In The Obelisk Gate, as Essun struggles to survive after the apocalypse of The Fifth Season, she encounters other stone-eaters. They attach themselves to orogenes, as disconcerting guardians and bodyguards. They exude danger and power in a way that Pratchett’s trolls could not, though Hoa, for one, does have a sense of humour. Essun’s names for them are not particularly beautiful, or respectful: Ruby Hair, Butter Marble, Ugly Dress, Toothshine, Grey Man. Hoa has different names for them, and Essun does call the sternly imposing Antimony by her name for good reason. But these sloppy nick-names reflect Essun’s state of mind when she meets them: usually exhausted, and enraged at how little she understands of what is going on in her community, and in the world, now that everything is made different.
Perhaps it’s the gravity of the situation in The Obelisk Gate that makes the stone-eaters so grim, and so watchful, assembling silently in the plot with a sense of simmering excitement. (Is it food? More of their kind?) The earth has moved in several places, and Essun has learned to summon the obelisks, the gigantic hovering mineral rhomboids in the sky that magnify and amplify her mental earth-moving powers. Alabaster is trying to teach her how to work with them, but he is a terrible teacher, impatient and elliptical, and he is weakening because he is turning into stone. The other orogenes in the underground community of Castrima where Essun is living are only concerned with keeping the people safe and fed, and keeping the life support systems running. But on the surface, where ashfall is preventing crops from growing and killing the trees, other people are coming to find Castrima, and they are not interested in sharing.
The Obelisk Gate continues to develop Jemisin’s rich and complicated world. There is so much that the reader doesn’t and can’t know, yet the pace of the events drags us past unanswered questions. It’s like riding a white-water raft through plot points and characters. Essun spends the entire novel in Castrima, keeping her community alive, but what she doesn’t know is that several other characters are struggling to survive elsewhere on the continent, and she needs most desperately to find them before truly terrible things happen. Really terrible things happen throughout the novel, at the human scale, but Essun’s focus is planetary now, and the reader’s empathy is switched rapidly between small children and whole land masses.
Jemisin’s handling of several strands of narration simultaneously is expert, occasionally with deliberate tangles. As she did in The Fifth Season, in The Obelisk Gate she uses a challenging second-person narration to make us not quite sure who ‘you’ is, and who is saying ‘you’. The multiple narratives tease out the major new development in this novel, a new thing that orogenes can do, which brings magic into the plot, and the series. I was unsure how the integration of sf and fantasy would work, but because Jemisin describes the magical elements in grounded scientific terms, it works for me. What the orogenes do is of course totally fantastical, but by clothing its functionality in words from biology and geology, Jemisin cuts off any possibility of elves and unicorns. We only have the stone angels to contend with instead.

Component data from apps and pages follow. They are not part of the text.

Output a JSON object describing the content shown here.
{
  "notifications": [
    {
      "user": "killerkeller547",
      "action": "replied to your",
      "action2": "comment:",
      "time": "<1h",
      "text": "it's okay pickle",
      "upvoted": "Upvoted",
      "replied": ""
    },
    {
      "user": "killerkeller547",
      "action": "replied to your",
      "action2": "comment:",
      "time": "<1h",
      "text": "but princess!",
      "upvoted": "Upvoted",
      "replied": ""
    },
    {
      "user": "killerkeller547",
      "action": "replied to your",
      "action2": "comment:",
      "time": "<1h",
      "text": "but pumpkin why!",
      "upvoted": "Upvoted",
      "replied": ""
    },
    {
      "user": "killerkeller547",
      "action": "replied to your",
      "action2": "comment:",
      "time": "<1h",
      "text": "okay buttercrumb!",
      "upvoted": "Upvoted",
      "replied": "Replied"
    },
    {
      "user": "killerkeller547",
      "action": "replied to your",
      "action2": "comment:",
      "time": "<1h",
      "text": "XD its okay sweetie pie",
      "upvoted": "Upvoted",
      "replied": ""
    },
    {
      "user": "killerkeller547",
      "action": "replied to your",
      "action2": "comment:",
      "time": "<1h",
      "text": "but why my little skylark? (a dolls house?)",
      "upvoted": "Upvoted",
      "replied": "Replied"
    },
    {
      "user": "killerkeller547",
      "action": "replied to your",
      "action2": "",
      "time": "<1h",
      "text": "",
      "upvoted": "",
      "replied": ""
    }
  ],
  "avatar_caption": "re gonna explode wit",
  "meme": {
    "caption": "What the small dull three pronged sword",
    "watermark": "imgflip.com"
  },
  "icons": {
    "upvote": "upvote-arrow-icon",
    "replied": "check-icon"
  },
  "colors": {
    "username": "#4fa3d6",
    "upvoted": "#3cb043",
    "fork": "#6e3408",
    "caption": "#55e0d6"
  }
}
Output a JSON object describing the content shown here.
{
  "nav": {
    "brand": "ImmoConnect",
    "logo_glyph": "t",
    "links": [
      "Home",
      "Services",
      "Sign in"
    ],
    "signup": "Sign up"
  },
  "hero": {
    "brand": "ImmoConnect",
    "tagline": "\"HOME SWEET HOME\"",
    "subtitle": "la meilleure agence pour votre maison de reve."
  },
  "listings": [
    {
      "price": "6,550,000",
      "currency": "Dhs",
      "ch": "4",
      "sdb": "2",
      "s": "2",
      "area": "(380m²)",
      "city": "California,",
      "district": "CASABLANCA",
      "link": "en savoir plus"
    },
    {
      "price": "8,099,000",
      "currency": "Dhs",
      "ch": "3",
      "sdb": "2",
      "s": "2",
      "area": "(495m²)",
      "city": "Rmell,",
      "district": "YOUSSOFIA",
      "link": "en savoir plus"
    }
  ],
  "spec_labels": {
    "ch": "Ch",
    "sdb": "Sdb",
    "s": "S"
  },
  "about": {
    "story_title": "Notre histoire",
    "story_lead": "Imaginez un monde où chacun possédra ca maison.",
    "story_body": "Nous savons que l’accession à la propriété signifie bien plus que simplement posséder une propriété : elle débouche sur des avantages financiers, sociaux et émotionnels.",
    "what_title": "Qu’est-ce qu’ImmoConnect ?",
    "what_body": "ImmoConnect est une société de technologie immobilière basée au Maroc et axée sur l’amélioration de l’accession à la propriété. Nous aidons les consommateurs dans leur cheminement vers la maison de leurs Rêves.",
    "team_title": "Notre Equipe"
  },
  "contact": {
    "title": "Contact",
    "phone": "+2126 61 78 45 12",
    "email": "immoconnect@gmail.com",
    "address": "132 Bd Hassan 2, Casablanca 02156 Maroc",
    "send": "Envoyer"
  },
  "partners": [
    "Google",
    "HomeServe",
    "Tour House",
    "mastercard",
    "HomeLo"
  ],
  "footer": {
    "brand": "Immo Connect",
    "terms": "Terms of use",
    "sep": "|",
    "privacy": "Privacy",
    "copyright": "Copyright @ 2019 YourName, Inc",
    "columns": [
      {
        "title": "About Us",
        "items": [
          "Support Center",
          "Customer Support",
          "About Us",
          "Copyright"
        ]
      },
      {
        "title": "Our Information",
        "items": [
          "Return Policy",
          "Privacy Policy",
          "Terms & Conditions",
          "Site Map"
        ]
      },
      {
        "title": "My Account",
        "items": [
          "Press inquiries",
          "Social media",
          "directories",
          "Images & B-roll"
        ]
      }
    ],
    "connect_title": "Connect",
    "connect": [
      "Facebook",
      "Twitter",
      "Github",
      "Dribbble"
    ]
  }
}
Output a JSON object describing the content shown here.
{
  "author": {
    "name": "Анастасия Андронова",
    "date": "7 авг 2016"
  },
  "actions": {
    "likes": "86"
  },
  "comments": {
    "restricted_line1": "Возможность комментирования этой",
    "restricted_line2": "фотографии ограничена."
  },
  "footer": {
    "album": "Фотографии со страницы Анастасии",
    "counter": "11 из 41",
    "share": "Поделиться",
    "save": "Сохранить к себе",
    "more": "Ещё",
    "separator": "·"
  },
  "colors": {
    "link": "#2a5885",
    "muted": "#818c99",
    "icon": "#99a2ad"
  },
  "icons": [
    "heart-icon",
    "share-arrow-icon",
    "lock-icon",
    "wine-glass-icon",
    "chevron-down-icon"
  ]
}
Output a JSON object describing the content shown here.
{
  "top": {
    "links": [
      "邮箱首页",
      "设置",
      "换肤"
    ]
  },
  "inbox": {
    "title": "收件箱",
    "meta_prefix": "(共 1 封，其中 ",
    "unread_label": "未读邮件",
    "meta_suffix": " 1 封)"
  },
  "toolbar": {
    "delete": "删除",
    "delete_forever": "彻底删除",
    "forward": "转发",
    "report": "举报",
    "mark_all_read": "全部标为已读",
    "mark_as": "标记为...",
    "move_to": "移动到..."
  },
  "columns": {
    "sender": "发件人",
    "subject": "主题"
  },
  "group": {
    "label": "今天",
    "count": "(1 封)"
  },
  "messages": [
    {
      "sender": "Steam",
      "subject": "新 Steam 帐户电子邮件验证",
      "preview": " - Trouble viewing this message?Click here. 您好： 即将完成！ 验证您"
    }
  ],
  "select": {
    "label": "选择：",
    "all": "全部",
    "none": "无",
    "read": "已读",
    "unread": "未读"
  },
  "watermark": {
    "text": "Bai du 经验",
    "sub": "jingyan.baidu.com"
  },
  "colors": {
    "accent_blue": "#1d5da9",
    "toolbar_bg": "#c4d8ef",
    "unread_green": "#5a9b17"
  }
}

N K Jemisin, The Obelisk Gate (2016, Orbit Books) ISBN 978-0-356-50836-8, £8.99